To prompt the bot, wannabe voters can visit Hello.Vote in their browser, text 384-387, or type m.me/hellovote into the to: field in Facebook Messenger.
From there, they answer a few quick questions (I did it in two minutes) — name, address, date of birth, citizenship status and driver's license or federal ID number. It then adds your info to your state's voter registration database and asks to use the signature on file with the DMV to complete the process.
Update: If a potential voter doesn't have a driver's license or state ID, in states that require it in order to match your ID to verify your registration instantly, they'll be defaulted to the mail service Hello.Vote provides, where people will get a pre-addressed stamped envelope in the mail or email.

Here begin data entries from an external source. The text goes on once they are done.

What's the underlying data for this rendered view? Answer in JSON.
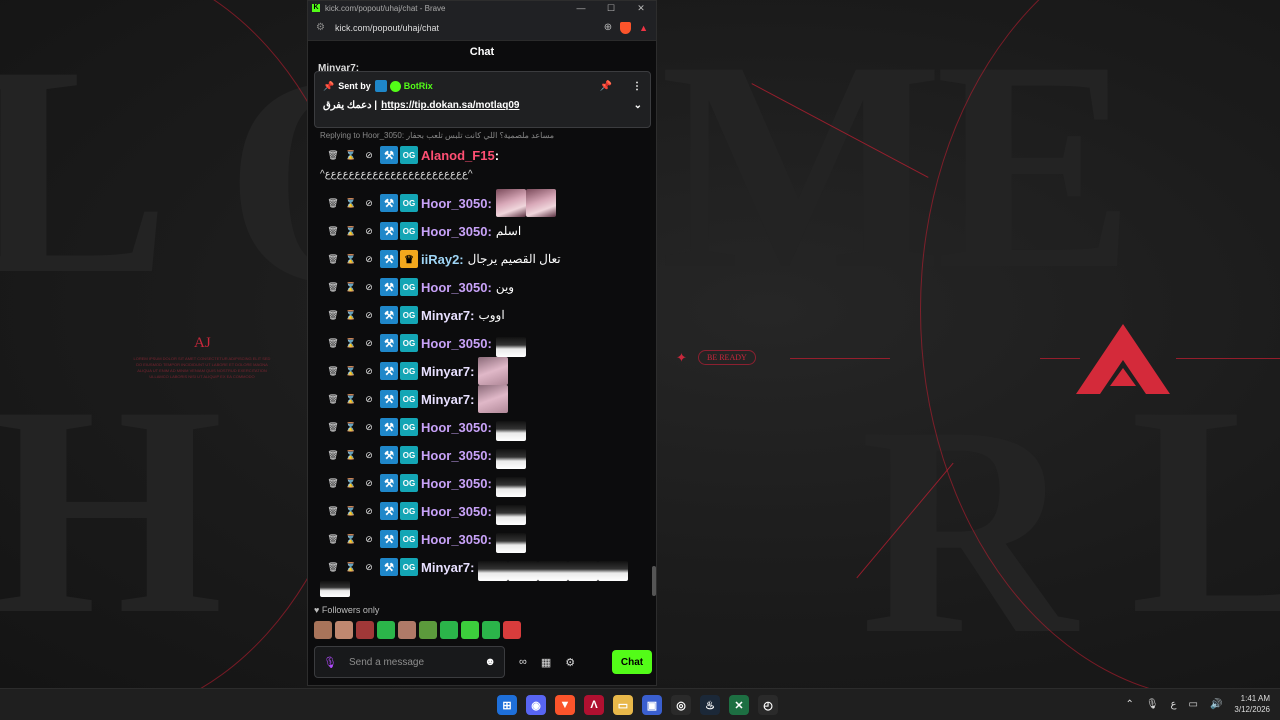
{
  "browser": {
    "title": "kick.com/popout/uhaj/chat - Brave",
    "url": "kick.com/popout/uhaj/chat",
    "logo_letter": "K"
  },
  "chat": {
    "header": "Chat",
    "peek_above": "Minyar7:",
    "pinned": {
      "sent_by_label": "Sent by",
      "bot_name": "BotRix",
      "message_prefix": "دعمك يفرق |",
      "link": "https://tip.dokan.sa/motlaq09"
    },
    "reply_line": "Replying to Hoor_3050: مساعد ملصمية؟ اللي كانت تلبس  تلعب بحفار",
    "first_message": {
      "user": "Alanod_F15",
      "colon": ":",
      "wrapped": "^ﻉﻉﻉﻉﻉﻉﻉﻉﻉﻉﻉﻉﻉﻉﻉﻉﻉﻉﻉﻉﻉﻉﻉﻉ^"
    },
    "messages": [
      {
        "user": "Hoor_3050:",
        "text": "",
        "color": "#c8a2f8",
        "emotes": "face2",
        "badge": "teal"
      },
      {
        "user": "Hoor_3050:",
        "text": "اسلم",
        "color": "#c8a2f8",
        "emotes": "",
        "badge": "teal"
      },
      {
        "user": "iiRay2:",
        "text": "تعال القصيم يرجال",
        "color": "#9fd5f5",
        "emotes": "",
        "badge": "crown"
      },
      {
        "user": "Hoor_3050:",
        "text": "وين",
        "color": "#c8a2f8",
        "emotes": "",
        "badge": "teal"
      },
      {
        "user": "Minyar7:",
        "text": "اووب",
        "color": "#e8e0ff",
        "emotes": "",
        "badge": "teal"
      },
      {
        "user": "Hoor_3050:",
        "text": "",
        "color": "#c8a2f8",
        "emotes": "dance1",
        "badge": "teal"
      },
      {
        "user": "Minyar7:",
        "text": "",
        "color": "#e8e0ff",
        "emotes": "pink",
        "badge": "teal"
      },
      {
        "user": "Minyar7:",
        "text": "",
        "color": "#e8e0ff",
        "emotes": "pink",
        "badge": "teal"
      },
      {
        "user": "Hoor_3050:",
        "text": "",
        "color": "#c8a2f8",
        "emotes": "dance1",
        "badge": "teal"
      },
      {
        "user": "Hoor_3050:",
        "text": "",
        "color": "#c8a2f8",
        "emotes": "dance1",
        "badge": "teal"
      },
      {
        "user": "Hoor_3050:",
        "text": "",
        "color": "#c8a2f8",
        "emotes": "dance1",
        "badge": "teal"
      },
      {
        "user": "Hoor_3050:",
        "text": "",
        "color": "#c8a2f8",
        "emotes": "dance1",
        "badge": "teal"
      },
      {
        "user": "Hoor_3050:",
        "text": "",
        "color": "#c8a2f8",
        "emotes": "dance1",
        "badge": "teal"
      },
      {
        "user": "Minyar7:",
        "text": "",
        "color": "#e8e0ff",
        "emotes": "dance5",
        "badge": "teal"
      }
    ],
    "badge_text": "OG",
    "followers_only": "Followers only",
    "input_placeholder": "Send a message",
    "send_label": "Chat"
  },
  "wallpaper": {
    "aj": "AJ",
    "be_ready": "BE READY",
    "aj_text": "LOREM IPSUM DOLOR SIT AMET CONSECTETUR ADIPISCING ELIT SED DO EIUSMOD TEMPOR INCIDIDUNT UT LABORE ET DOLORE MAGNA ALIQUA UT ENIM AD MINIM VENIAM QUIS NOSTRUD EXERCITATION ULLAMCO LABORIS NISI UT ALIQUIP EX EA COMMODO"
  },
  "taskbar": {
    "time": "1:41 AM",
    "date": "3/12/2026",
    "lang": "ع"
  },
  "colors": {
    "kick_green": "#53fc18",
    "alanod": "#ff4f73",
    "badge_blue": "#1f87c9",
    "badge_teal": "#14a6b5"
  }
}
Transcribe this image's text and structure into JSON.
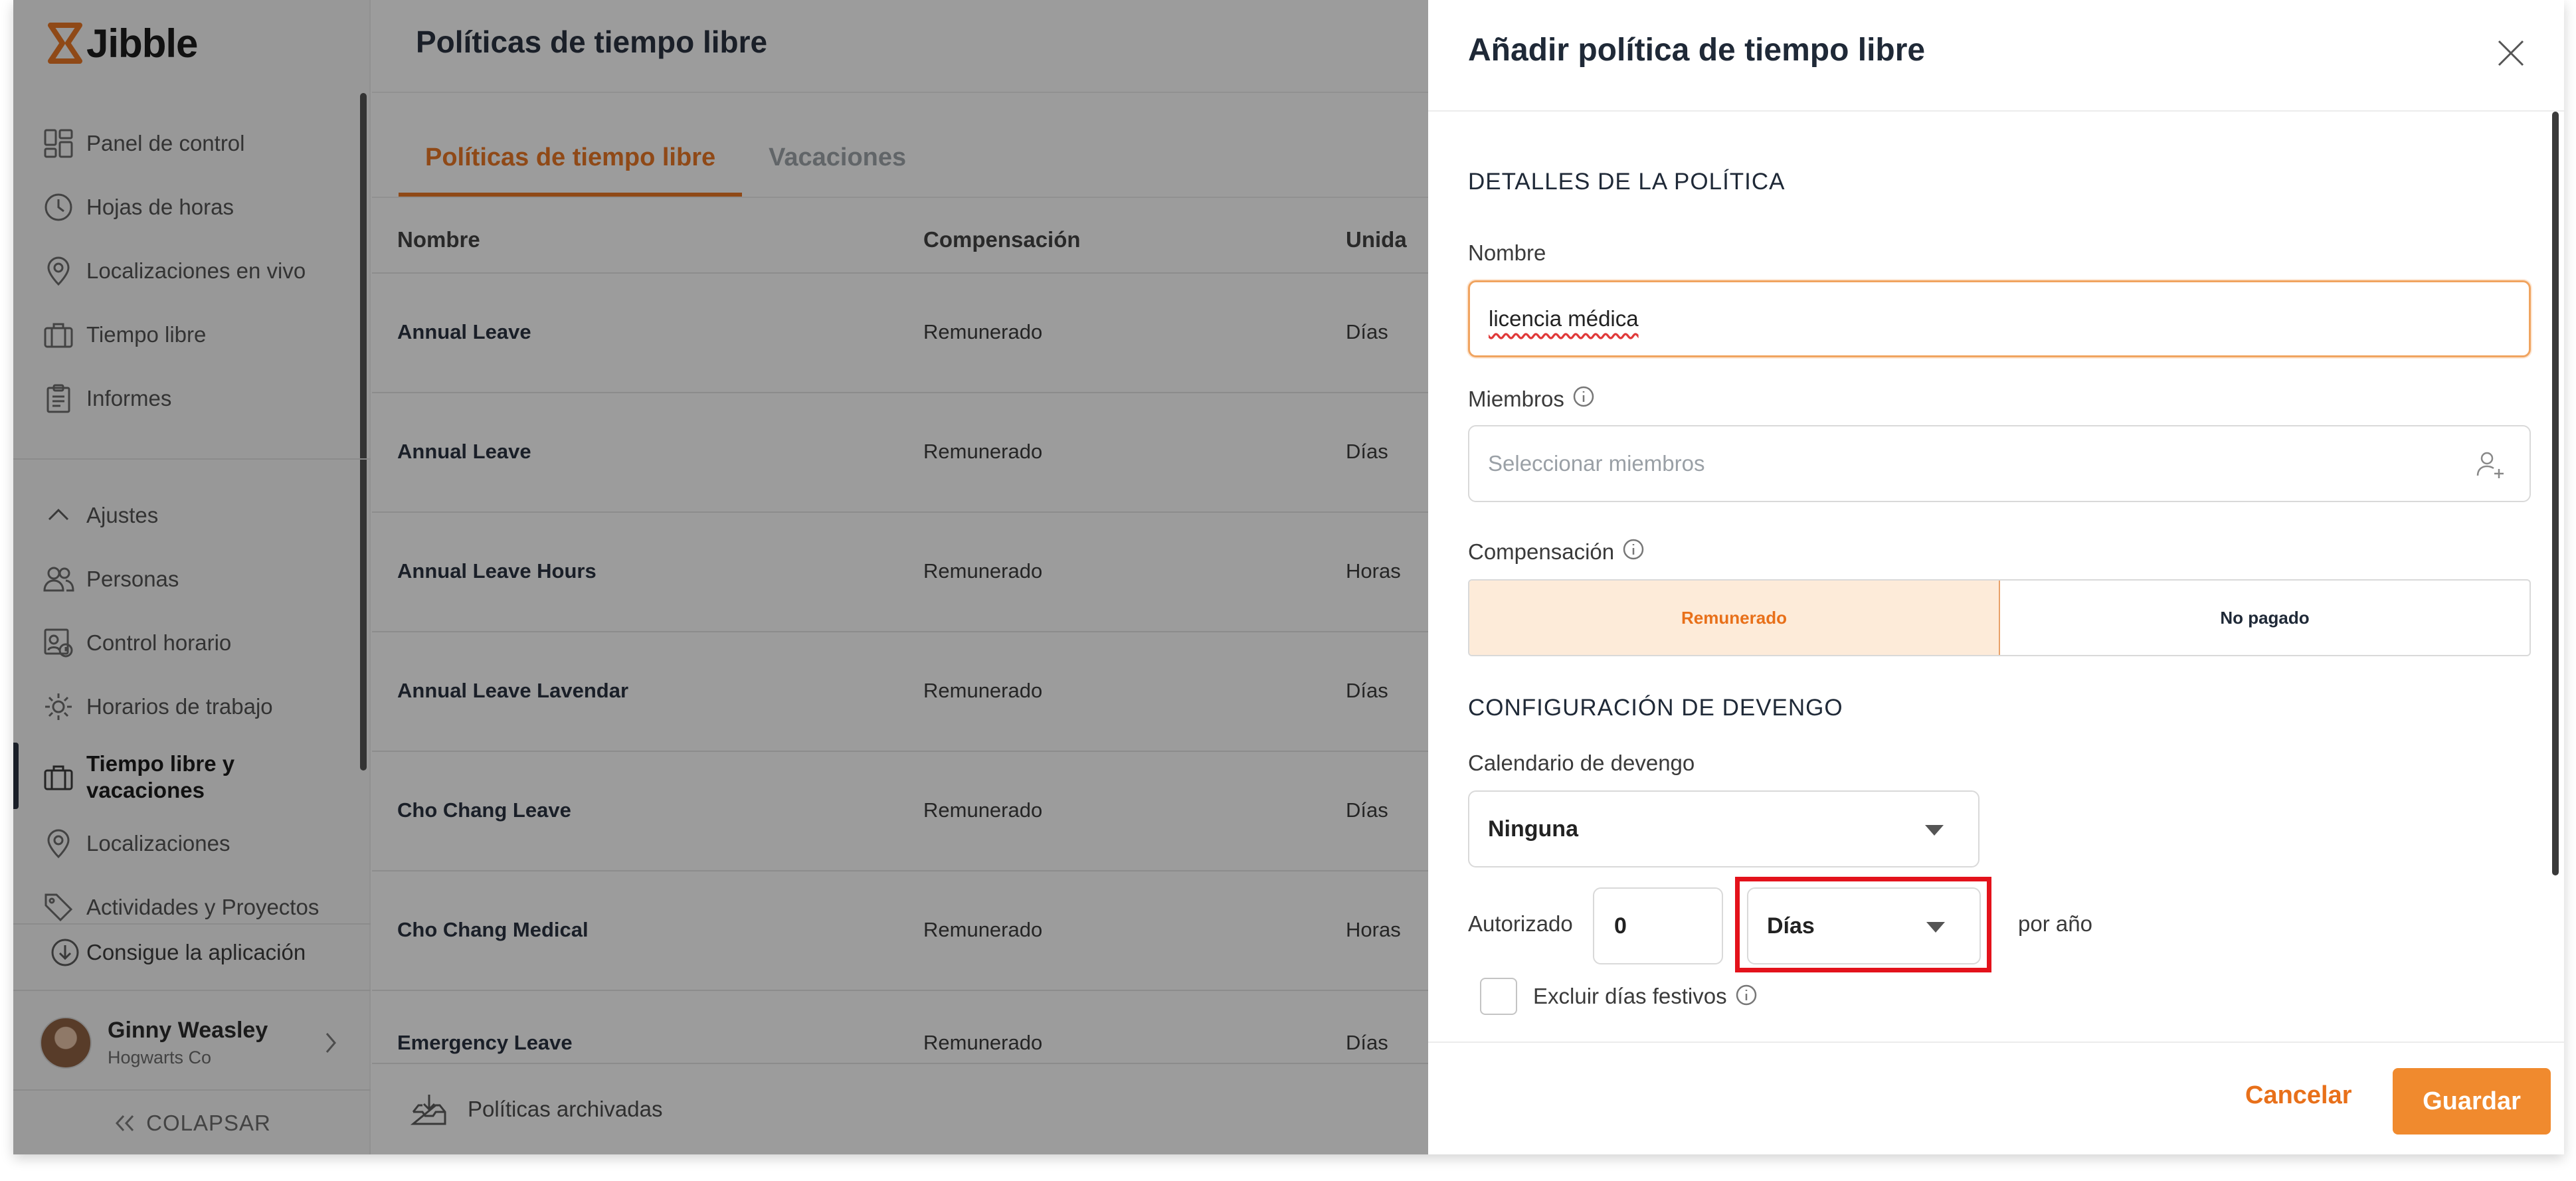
{
  "app": {
    "logo_text": "Jibble"
  },
  "sidebar": {
    "items": [
      {
        "label": "Panel de control",
        "icon": "dashboard-icon"
      },
      {
        "label": "Hojas de horas",
        "icon": "clock-icon"
      },
      {
        "label": "Localizaciones en vivo",
        "icon": "location-pin-icon"
      },
      {
        "label": "Tiempo libre",
        "icon": "suitcase-icon"
      },
      {
        "label": "Informes",
        "icon": "clipboard-icon"
      }
    ],
    "settings_label": "Ajustes",
    "settings_items": [
      {
        "label": "Personas",
        "icon": "people-icon"
      },
      {
        "label": "Control horario",
        "icon": "time-tracking-icon"
      },
      {
        "label": "Horarios de trabajo",
        "icon": "work-schedule-icon"
      },
      {
        "label": "Tiempo libre y vacaciones",
        "icon": "suitcase-icon",
        "active": true
      },
      {
        "label": "Localizaciones",
        "icon": "location-pin-icon"
      },
      {
        "label": "Actividades y Proyectos",
        "icon": "tag-icon"
      }
    ],
    "get_app_label": "Consigue la aplicación",
    "user": {
      "name": "Ginny Weasley",
      "company": "Hogwarts Co"
    },
    "collapse_label": "COLAPSAR"
  },
  "main": {
    "title": "Políticas de tiempo libre",
    "tabs": [
      {
        "label": "Políticas de tiempo libre",
        "active": true
      },
      {
        "label": "Vacaciones",
        "active": false
      }
    ],
    "table": {
      "columns": [
        "Nombre",
        "Compensación",
        "Unida"
      ],
      "rows": [
        {
          "name": "Annual Leave",
          "compensation": "Remunerado",
          "unit": "Días"
        },
        {
          "name": "Annual Leave",
          "compensation": "Remunerado",
          "unit": "Días"
        },
        {
          "name": "Annual Leave Hours",
          "compensation": "Remunerado",
          "unit": "Horas"
        },
        {
          "name": "Annual Leave Lavendar",
          "compensation": "Remunerado",
          "unit": "Días"
        },
        {
          "name": "Cho Chang Leave",
          "compensation": "Remunerado",
          "unit": "Días"
        },
        {
          "name": "Cho Chang Medical",
          "compensation": "Remunerado",
          "unit": "Horas"
        },
        {
          "name": "Emergency Leave",
          "compensation": "Remunerado",
          "unit": "Días"
        }
      ]
    },
    "archived_label": "Políticas archivadas"
  },
  "panel": {
    "title": "Añadir política de tiempo libre",
    "policy_section_title": "DETALLES DE LA POLÍTICA",
    "name_label": "Nombre",
    "name_value": "licencia médica",
    "members_label": "Miembros",
    "members_placeholder": "Seleccionar miembros",
    "compensation_label": "Compensación",
    "compensation_options": [
      "Remunerado",
      "No pagado"
    ],
    "compensation_selected": "Remunerado",
    "accrual_section_title": "CONFIGURACIÓN DE DEVENGO",
    "accrual_schedule_label": "Calendario de devengo",
    "accrual_schedule_value": "Ninguna",
    "authorized_label": "Autorizado",
    "authorized_value": "0",
    "unit_value": "Días",
    "per_year_label": "por año",
    "exclude_holidays_label": "Excluir días festivos",
    "cancel_label": "Cancelar",
    "save_label": "Guardar"
  },
  "colors": {
    "accent": "#e8701a",
    "highlight": "#e3121b",
    "primary_button": "#f08a2e"
  }
}
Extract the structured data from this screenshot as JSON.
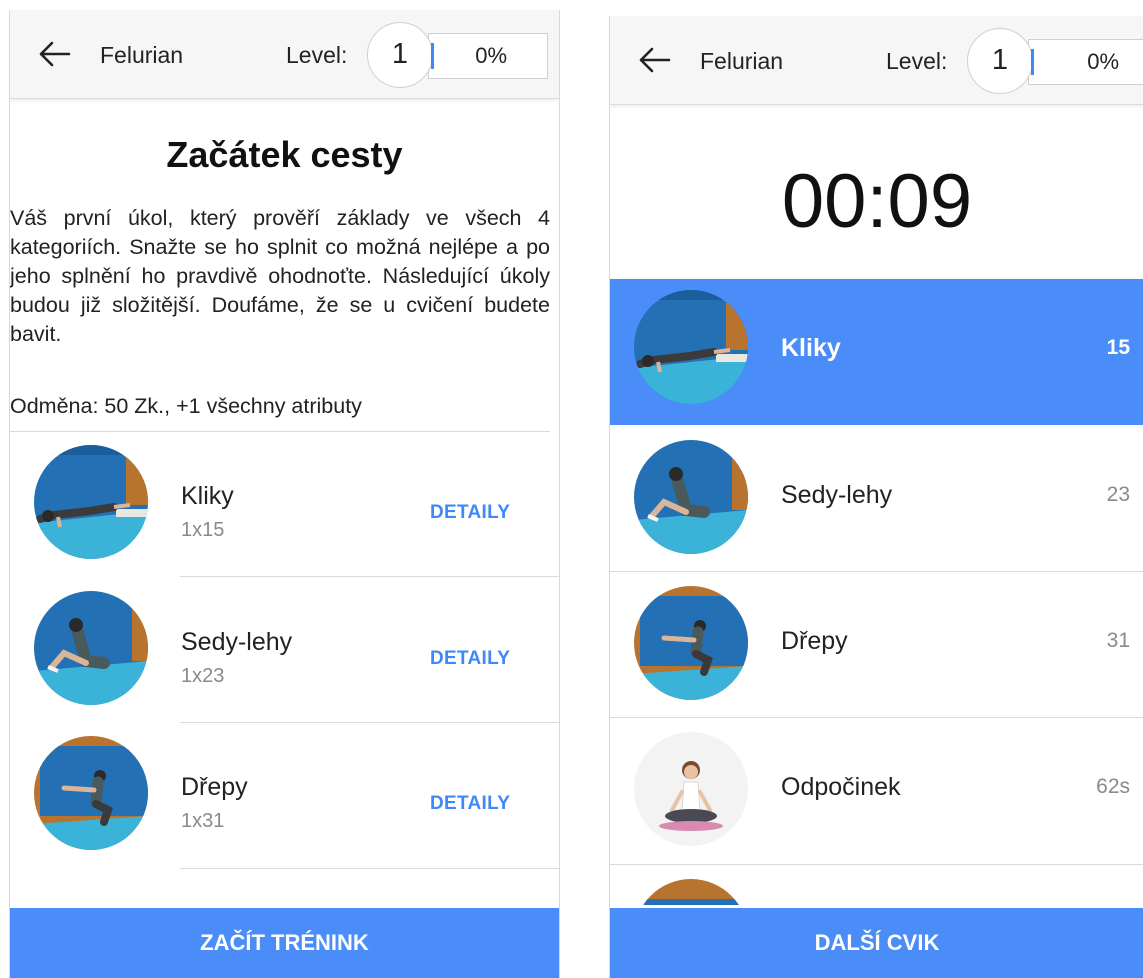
{
  "left_screen": {
    "header": {
      "user": "Felurian",
      "level_label": "Level:",
      "level": "1",
      "progress": "0%"
    },
    "title": "Začátek cesty",
    "description": "Váš první úkol, který prověří základy ve všech 4 kategoriích. Snažte se ho splnit co možná nejlépe a po jeho splnění ho pravdivě ohodnoťte. Následující úkoly budou již složitější. Doufáme, že se u cvičení budete bavit.",
    "reward": "Odměna: 50 Zk., +1 všechny atributy",
    "exercises": [
      {
        "name": "Kliky",
        "sets": "1x15",
        "action": "DETAILY",
        "icon": "pushup-photo"
      },
      {
        "name": "Sedy-lehy",
        "sets": "1x23",
        "action": "DETAILY",
        "icon": "situp-photo"
      },
      {
        "name": "Dřepy",
        "sets": "1x31",
        "action": "DETAILY",
        "icon": "squat-photo"
      }
    ],
    "button": "ZAČÍT TRÉNINK"
  },
  "right_screen": {
    "header": {
      "user": "Felurian",
      "level_label": "Level:",
      "level": "1",
      "progress": "0%"
    },
    "timer": "00:09",
    "queue": [
      {
        "name": "Kliky",
        "count": "15",
        "active": true,
        "icon": "pushup-photo"
      },
      {
        "name": "Sedy-lehy",
        "count": "23",
        "active": false,
        "icon": "situp-photo"
      },
      {
        "name": "Dřepy",
        "count": "31",
        "active": false,
        "icon": "squat-photo"
      },
      {
        "name": "Odpočinek",
        "count": "62s",
        "active": false,
        "icon": "rest-yoga-photo"
      }
    ],
    "button": "DALŠÍ CVIK"
  },
  "colors": {
    "accent": "#4a8df8",
    "appbar": "#f6f6f6",
    "gym_blue": "#1f6fb8",
    "mat": "#3cb0d8"
  }
}
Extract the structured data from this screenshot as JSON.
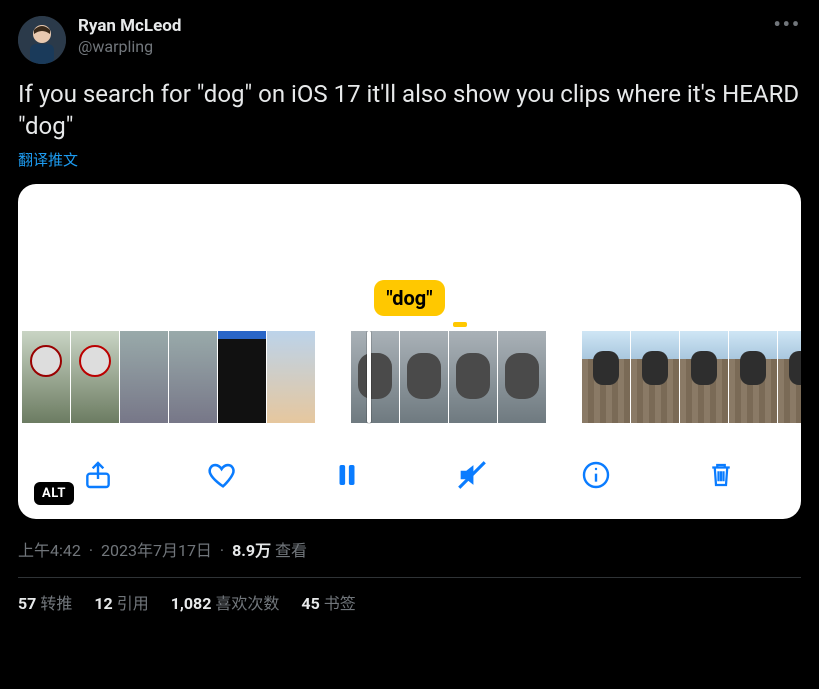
{
  "author": {
    "display_name": "Ryan McLeod",
    "handle": "@warpling"
  },
  "more_label": "•••",
  "content_text": "If you search for \"dog\" on iOS 17 it'll also show you clips where it's HEARD \"dog\"",
  "translate_label": "翻译推文",
  "media": {
    "caption_bubble": "\"dog\"",
    "alt_badge": "ALT",
    "toolbar": {
      "share": "share-icon",
      "like": "heart-icon",
      "pause": "pause-icon",
      "mute": "speaker-mute-icon",
      "info": "info-icon",
      "trash": "trash-icon"
    }
  },
  "meta": {
    "time": "上午4:42",
    "date": "2023年7月17日",
    "views_count": "8.9万",
    "views_label": "查看"
  },
  "stats": {
    "retweets_count": "57",
    "retweets_label": "转推",
    "quotes_count": "12",
    "quotes_label": "引用",
    "likes_count": "1,082",
    "likes_label": "喜欢次数",
    "bookmarks_count": "45",
    "bookmarks_label": "书签"
  }
}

Importantly, it's not just for registering new voters. Hello.Vote also checks to see if you are already registered, in case you've moved or you can't remember if you finished the paperwork.
The team at Hello.Vote had to navigate all 50 states' voter registration processes to build the tool, which was no small task. Only 30 states offer online registration. Of those, they've been able to fully integrate with 15 states to make the voter process completely chatbot-friendly; for the other 15 states with online registration, Hello.Vote developers had to maneuver around captchas and login requirements.
For the 20 states that don't offer online registration, the chatbot takes your information and mails you a pre-filled-out form along with a self-addressed stamped envelope. Just sign and return.
Using a chatbot to complete tasks that people find arduous makes a lot of sense. All the big players, from Facebook to Microsoft to Google, are investing big in automated messengers that perform narrow tasks, like ordering pizza, booking a hotel or hailing an Uber — things that were never that complicated to begin with. So it's nice to see a bot do something that's actually useful — and just in time for state voter registration deadlines, too.
Hello.Vote has some pretty impressive partnerships lined up to get the word out, including MTV, General Assembly, Automattic (makers of WordPress), Presente.org, WestElm and Daily Kos.
—By April Glaser, Recode.net.
CNBC's parent NBCUniversal is an investor in Recode's parent Vox, and the companies have a content-sharing arrangement.